In anticipation of tomorrow’s parliamentary vote in which Turkish lawmakers are expected to elect Foreign Minister Abdullah Gul to the country’s presidency, a largely ceremonial position, the Turkish military has again warned that it may oppose the move. The military considers itself the inheritor of Kemal Ataturk’s legacy and the protector of Turkey’s secular system. Gul is a devout Muslim, whose wife wears a head scarf, a particularly polarizing symbol in Turkish society. Although the foreign minister says he supports Turkey’s secular system, few in uniform appear to take him at his word. General Yasar Buyukanit, the chief of the country’s armed forces, has warned that “centers of evil” are “trying to corrode the secular nature of the Turkish Republic.” He did not name any of these centers of evil, but his meaning was clear enough.

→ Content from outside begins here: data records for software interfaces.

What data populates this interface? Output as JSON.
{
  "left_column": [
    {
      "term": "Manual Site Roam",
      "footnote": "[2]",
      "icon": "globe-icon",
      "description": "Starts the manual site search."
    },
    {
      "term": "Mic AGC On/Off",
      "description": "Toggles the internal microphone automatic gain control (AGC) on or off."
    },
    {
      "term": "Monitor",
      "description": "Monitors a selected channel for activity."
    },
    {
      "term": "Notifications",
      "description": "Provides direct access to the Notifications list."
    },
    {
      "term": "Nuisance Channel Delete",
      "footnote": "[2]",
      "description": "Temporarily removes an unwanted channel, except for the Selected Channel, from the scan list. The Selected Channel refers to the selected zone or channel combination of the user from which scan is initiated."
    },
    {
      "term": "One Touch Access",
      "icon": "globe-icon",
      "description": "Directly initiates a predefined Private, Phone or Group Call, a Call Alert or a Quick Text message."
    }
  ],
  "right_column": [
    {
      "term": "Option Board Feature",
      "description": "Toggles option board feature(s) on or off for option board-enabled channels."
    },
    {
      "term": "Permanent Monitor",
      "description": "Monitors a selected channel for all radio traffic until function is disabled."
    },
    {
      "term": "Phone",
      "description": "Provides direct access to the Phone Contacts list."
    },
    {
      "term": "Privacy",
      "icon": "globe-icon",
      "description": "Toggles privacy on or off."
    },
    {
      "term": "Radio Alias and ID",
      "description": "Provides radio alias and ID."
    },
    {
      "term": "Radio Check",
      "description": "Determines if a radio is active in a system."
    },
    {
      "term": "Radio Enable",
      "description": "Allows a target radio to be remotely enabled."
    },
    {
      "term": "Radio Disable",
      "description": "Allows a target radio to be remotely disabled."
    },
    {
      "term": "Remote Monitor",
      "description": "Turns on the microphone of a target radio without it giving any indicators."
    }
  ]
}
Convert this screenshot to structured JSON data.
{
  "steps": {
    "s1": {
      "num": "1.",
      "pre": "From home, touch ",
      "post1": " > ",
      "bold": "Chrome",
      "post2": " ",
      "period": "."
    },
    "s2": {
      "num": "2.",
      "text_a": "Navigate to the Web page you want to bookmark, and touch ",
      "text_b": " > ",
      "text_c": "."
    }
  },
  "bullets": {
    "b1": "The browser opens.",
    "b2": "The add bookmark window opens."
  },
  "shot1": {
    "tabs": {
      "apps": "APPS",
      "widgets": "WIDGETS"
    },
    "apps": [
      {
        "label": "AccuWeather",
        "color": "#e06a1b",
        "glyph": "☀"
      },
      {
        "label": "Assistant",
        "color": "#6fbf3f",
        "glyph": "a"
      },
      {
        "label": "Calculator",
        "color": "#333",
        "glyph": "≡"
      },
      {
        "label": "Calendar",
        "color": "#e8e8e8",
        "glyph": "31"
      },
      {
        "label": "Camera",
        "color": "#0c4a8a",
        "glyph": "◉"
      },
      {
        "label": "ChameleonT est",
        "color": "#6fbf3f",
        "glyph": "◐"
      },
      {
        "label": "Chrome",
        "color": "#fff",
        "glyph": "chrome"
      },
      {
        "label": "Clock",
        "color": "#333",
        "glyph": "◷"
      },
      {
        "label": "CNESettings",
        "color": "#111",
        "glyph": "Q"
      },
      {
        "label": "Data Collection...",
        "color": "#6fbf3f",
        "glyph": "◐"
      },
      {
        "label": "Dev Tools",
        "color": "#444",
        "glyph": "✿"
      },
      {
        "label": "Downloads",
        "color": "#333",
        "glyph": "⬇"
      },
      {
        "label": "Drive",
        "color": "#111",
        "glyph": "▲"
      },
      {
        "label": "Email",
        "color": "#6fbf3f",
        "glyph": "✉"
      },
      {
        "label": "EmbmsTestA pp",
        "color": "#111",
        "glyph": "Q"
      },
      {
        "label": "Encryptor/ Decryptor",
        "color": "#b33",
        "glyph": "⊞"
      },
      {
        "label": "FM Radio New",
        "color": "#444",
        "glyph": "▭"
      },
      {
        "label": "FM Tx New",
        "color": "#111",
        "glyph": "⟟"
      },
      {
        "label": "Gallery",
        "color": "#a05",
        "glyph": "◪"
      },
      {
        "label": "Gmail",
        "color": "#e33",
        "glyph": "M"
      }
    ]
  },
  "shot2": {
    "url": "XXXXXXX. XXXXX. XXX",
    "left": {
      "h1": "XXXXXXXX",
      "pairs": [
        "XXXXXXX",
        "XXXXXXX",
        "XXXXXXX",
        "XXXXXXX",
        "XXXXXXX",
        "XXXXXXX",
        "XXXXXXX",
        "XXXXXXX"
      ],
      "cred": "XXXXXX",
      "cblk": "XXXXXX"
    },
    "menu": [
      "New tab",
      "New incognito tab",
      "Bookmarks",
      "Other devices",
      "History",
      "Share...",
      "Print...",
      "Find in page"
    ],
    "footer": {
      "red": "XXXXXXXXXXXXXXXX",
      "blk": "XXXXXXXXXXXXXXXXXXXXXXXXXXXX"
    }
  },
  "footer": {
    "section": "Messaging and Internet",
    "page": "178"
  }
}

The military issued a similar warning on its website last April during Gul’s first run at the presidency. The resulting furor led to early elections in July, which reaffirmed the ruling AK Party’s popularity. The party then renominated Gul for the presidency over the military’s objections.
There have been four military coups in Turkey since 1960.